New Councilman, Mike Bonin, took the stage to shout out thanks to everyone involved in creating such an adorable community event - especially Danny/Santa Samakow, who is tireless when it comes to making sure Venice has fun. A female police officer (I didn't catch her name) was given a certificate of Venice thanks or something, and there were some LAPD jeers from the crowd, prompting Bonin to say, "With Venice, we have our peanut gallery right down front". Yep. She was a good sport, coming over to hug a heckler, which was pretty cool, and how we should ALL react to animosity, really. She said, "Venice is where everything happens." Good and bad, but tonight was all about good.

Bonin then introduced the celebrity light switcher for this year, Angelica Huston. She (also in a Santa hat) remarked that moving to Venice 20 years ago was the best decision she ever made. She had been "behind her walls in Beverly Hills" and now is surrounded by friends, community and diversity, and "that's what it's all about." True story (though she's still behind big walls in the giant house on Windward that took out historic arches and columns, but that's a topic for another day). She added that her late husband (sculptor Robert Graham) always said that Venice was the one place that is unpredictable in Los Angeles, "Outside the limits, where you're allowed to be who you are." Amen, Sister.

With that, it was time for the countdown and the flipping of the switch to turn our Venice sign to its holiday red and green brilliance. The lights came on and the people of Venice cheered the arrival of another beautiful holiday season. Suddenly, way up on top of the Bank Of Venice rooftop, there was an illuminated sighting of Santa Claus (Samakow) himself! Kids went nuts pointing and yelling for him - and then he was gone. He reappeared at street level soon thereafter, and all the folks in Santa hats (or Norwegian sweaters) lined up to be photographed with him.

After some tunes from The Dustbowl Revival, the crowd dispersed to take advantage of all the different options going on that night.

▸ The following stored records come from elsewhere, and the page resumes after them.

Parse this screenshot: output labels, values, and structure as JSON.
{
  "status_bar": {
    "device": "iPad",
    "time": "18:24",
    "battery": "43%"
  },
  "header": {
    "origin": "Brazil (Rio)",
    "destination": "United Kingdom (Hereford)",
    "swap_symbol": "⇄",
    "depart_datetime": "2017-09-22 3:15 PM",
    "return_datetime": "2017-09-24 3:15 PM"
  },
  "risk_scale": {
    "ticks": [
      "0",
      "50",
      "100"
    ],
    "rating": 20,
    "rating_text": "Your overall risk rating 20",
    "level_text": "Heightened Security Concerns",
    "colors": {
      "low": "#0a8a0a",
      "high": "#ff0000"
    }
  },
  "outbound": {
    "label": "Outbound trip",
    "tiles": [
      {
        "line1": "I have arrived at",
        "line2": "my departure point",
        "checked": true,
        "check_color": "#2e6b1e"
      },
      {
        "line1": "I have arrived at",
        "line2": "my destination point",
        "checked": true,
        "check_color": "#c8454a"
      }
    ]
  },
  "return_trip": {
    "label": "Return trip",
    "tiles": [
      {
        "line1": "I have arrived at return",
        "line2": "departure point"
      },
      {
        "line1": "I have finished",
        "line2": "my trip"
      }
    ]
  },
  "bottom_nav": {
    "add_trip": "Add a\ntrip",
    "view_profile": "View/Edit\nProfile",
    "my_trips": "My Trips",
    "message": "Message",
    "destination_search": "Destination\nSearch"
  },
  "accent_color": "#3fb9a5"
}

As everyone spread out and shouted their greetings/plans to friends and neighbors, you got that almost giddy feeling that comes with evenings like this (and egg nog). That everyone was having a good time, and all was well in Venice, on a not even close to silent night.

Gratitude to everyone who put it on, and to everyone who went. What a beautiful time. May these holidays be merry and bright for us all!